Influence of physical environment on International Marketing
Although the physical environment is not considered one of the core components of the SLEPT factors, it is an environment that can impact upon your success in exports and consequently needs to be considered.
A country’s territorial size, geographical location, natural resources, climate, rivers, lakes and forests constitute its physical environment. The physical environment influences political and economic activities, shapes cultural characteristics such as language and religion, and determines land usage, transportation, and commercial flows.
When planning international marketing activities, the possible impact of the physical environment should take into account. For example:
- Population distribution will be affected by topography (i.e. a country’s rivers, mountains, deserts, etc.) and climate – people tend to settle where the climate is temperate, and there is an adequate supply of water.
- Certain climatic conditions may dictate adaptations to the product – some glues and oils, for example, will not function in very cold climates.
- Climate should also influence the arrangements made in respect of packaging (in the marketing context) and protective packing for the purposes of safeguarding the product while it is in transit or in storage. Products which are particularly vulnerable to climatic conditions, are those that are adversely affected by extremes in temperature or excessive humidity changes (fruits being transported to hot climates or across the equator, for example).
- Abnormal weather conditions (e.g. typhoon season in Asia) can disrupt the transportation of export products while unforeseen changes in the weather can threaten companies which produce seasonal goods.
- Topography will influence the routing of goods and the choice of transport mode, which in turn will affect cost and thus impact on the price offered to the buyer.
The Impact of Economics on International Marketing
The economic situation of your market impacts what you offer and how you present it to your target customers. For international marketing, the economics of the target market as well as the international economy affect your marketing strategy. The local economy influences how you approach consumers, while the international economic framework limits your ability to produce, ship and distribute your products through cost and regulatory constraints. An effective international marketing strategy takes both local and international economic conditions into account.

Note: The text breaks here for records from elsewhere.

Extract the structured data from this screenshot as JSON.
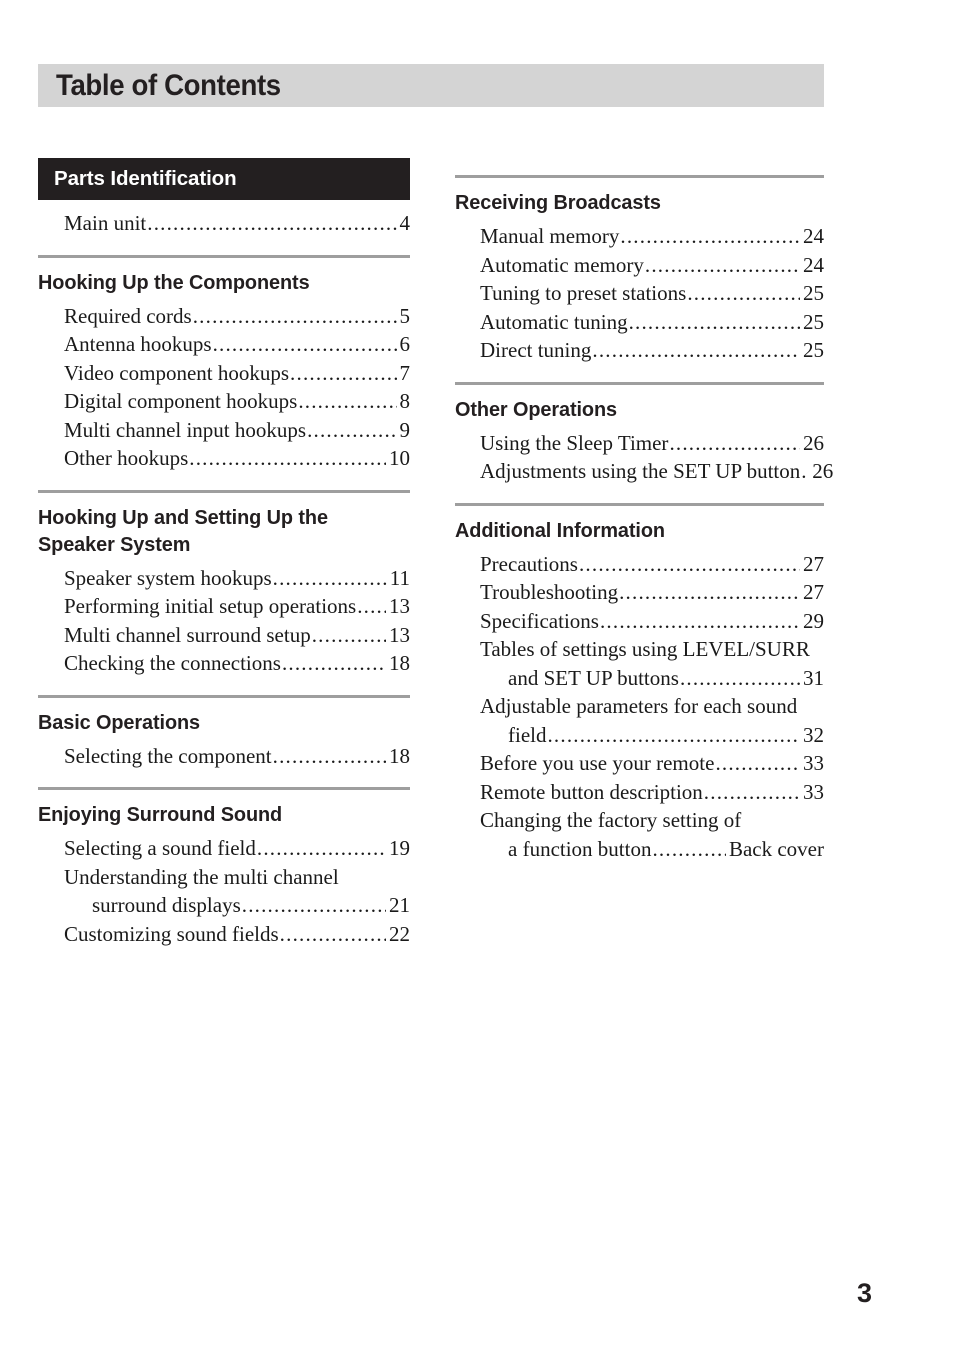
{
  "page": {
    "title": "Table of Contents",
    "folio": "3"
  },
  "left_column": [
    {
      "heading": "Parts Identification",
      "style": "inverted",
      "rule": false,
      "entries": [
        {
          "label": "Main unit",
          "page": "4"
        }
      ]
    },
    {
      "heading": "Hooking Up the Components",
      "style": "plain",
      "rule": true,
      "entries": [
        {
          "label": "Required cords",
          "page": "5"
        },
        {
          "label": "Antenna hookups",
          "page": "6"
        },
        {
          "label": "Video component hookups",
          "page": "7"
        },
        {
          "label": "Digital component hookups",
          "page": "8"
        },
        {
          "label": "Multi channel input hookups",
          "page": "9"
        },
        {
          "label": "Other hookups",
          "page": "10"
        }
      ]
    },
    {
      "heading": "Hooking Up and Setting Up the Speaker System",
      "style": "plain",
      "rule": true,
      "entries": [
        {
          "label": "Speaker system hookups",
          "page": "11"
        },
        {
          "label": "Performing initial setup operations",
          "page": "13"
        },
        {
          "label": "Multi channel surround setup",
          "page": "13"
        },
        {
          "label": "Checking the connections",
          "page": "18"
        }
      ]
    },
    {
      "heading": "Basic Operations",
      "style": "plain",
      "rule": true,
      "entries": [
        {
          "label": "Selecting the component",
          "page": "18"
        }
      ]
    },
    {
      "heading": "Enjoying Surround Sound",
      "style": "plain",
      "rule": true,
      "entries": [
        {
          "label": "Selecting a sound field",
          "page": "19"
        },
        {
          "line1": "Understanding the multi channel",
          "line2": "surround displays",
          "page": "21"
        },
        {
          "label": "Customizing sound fields",
          "page": "22"
        }
      ]
    }
  ],
  "right_column": [
    {
      "heading": "Receiving Broadcasts",
      "style": "plain",
      "rule": true,
      "entries": [
        {
          "label": "Manual memory",
          "page": "24"
        },
        {
          "label": "Automatic memory",
          "page": "24"
        },
        {
          "label": "Tuning to preset stations",
          "page": "25"
        },
        {
          "label": "Automatic tuning",
          "page": "25"
        },
        {
          "label": "Direct tuning",
          "page": "25"
        }
      ]
    },
    {
      "heading": "Other Operations",
      "style": "plain",
      "rule": true,
      "entries": [
        {
          "label": "Using the Sleep Timer",
          "page": "26"
        },
        {
          "label": "Adjustments using the SET UP button",
          "page": "26"
        }
      ]
    },
    {
      "heading": "Additional Information",
      "style": "plain",
      "rule": true,
      "entries": [
        {
          "label": "Precautions",
          "page": "27"
        },
        {
          "label": "Troubleshooting",
          "page": "27"
        },
        {
          "label": "Specifications",
          "page": "29"
        },
        {
          "line1": "Tables of settings using LEVEL/SURR",
          "line2": "and SET UP buttons",
          "page": "31"
        },
        {
          "line1": "Adjustable parameters for each sound",
          "line2": "field",
          "page": "32"
        },
        {
          "label": "Before you use your remote",
          "page": "33"
        },
        {
          "label": "Remote button description",
          "page": "33"
        },
        {
          "line1": "Changing the factory setting of",
          "line2": "a function button",
          "page": "Back cover"
        }
      ]
    }
  ]
}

Your international marketing of goods may be successful in western economies that have a similar economic structure to the United States, but it will fail in developing markets unless you make adjustments. You have to adapt your products to the local economies. A product you market as environmentally-friendly may not be relevant in a subsistence economy. A product that saves energy will not sell if energy is subsidized and inexpensive in the foreign market. You may offer the same products internationally as you do in the United States, but your global marketing has to change for your products to make economic sense in foreign economies.
Whether an international market is accessible to your company depends on whether you can offer your products at a competitive local price. International economic factors such as currency exchange rates, tariffs and shipping impact your costs and the prices of your goods. If the cost of offering your products in international markets is higher than that of locally-produced products, you may have to target luxury goods market segments. Sometimes mass-produced goods cost less than locally-made custom products, and your marketing strategy can price your products to achieve wide acceptance.
Carrying out production locally is one way to reduce costs and limit the influence of international economic factors on your operations. Instead of incurring costs through duties and transportation, you may be able to take advantage of lower production costs in the local economy with lower labor and facility expenses. Local production can impact your marketing by affecting both price and local acceptance. Marketing your products as locally-produced competitively-priced options can be an effective marketing strategy.
The international and local economic environments influence your channel marketing. If establishing a local presence is costly, you may opt for partnering with a local or international distributor who already has experience in the target market. For some markets, it makes economic sense to market your products via direct sales, either through local representatives or via online sales. Alternatively, a low-cost, open local economy may make it feasible to create your own local distribution network. The channel you choose for your marketing initiatives depends on the economics of delivering the goods to market and the local economic situation.
Socio-cultural influences on international marketing
According to Doole and Lowe (2004), the socio-cultural influences on international marketing are great. Social-cultural factors concern about demographics changes which organizations should be aware of. It involves age structure of the population, changing nature of occupations, improvement in education, and family size, and so on, which can have a great impact on demand of the products and services. Differences in social conditions, religion and culture can all affect consumers’ perceptions and patterns of buying behavior. In some countries, environment of the religion might be a source of opportunities or threats to companies doing the business in that particular location. Development and movement in populations around the world are crucial factors heralding social changes. It will affect the supply and demand of products and services within an economy. Cultural differences, especially language differences can have a significant impact on the way a product may be used in a market, its brand name and the advertising campaign. For example, there are culture gaps between Western and Asian countries where some companies simply do not find their way into a market or where their performance is less than successful.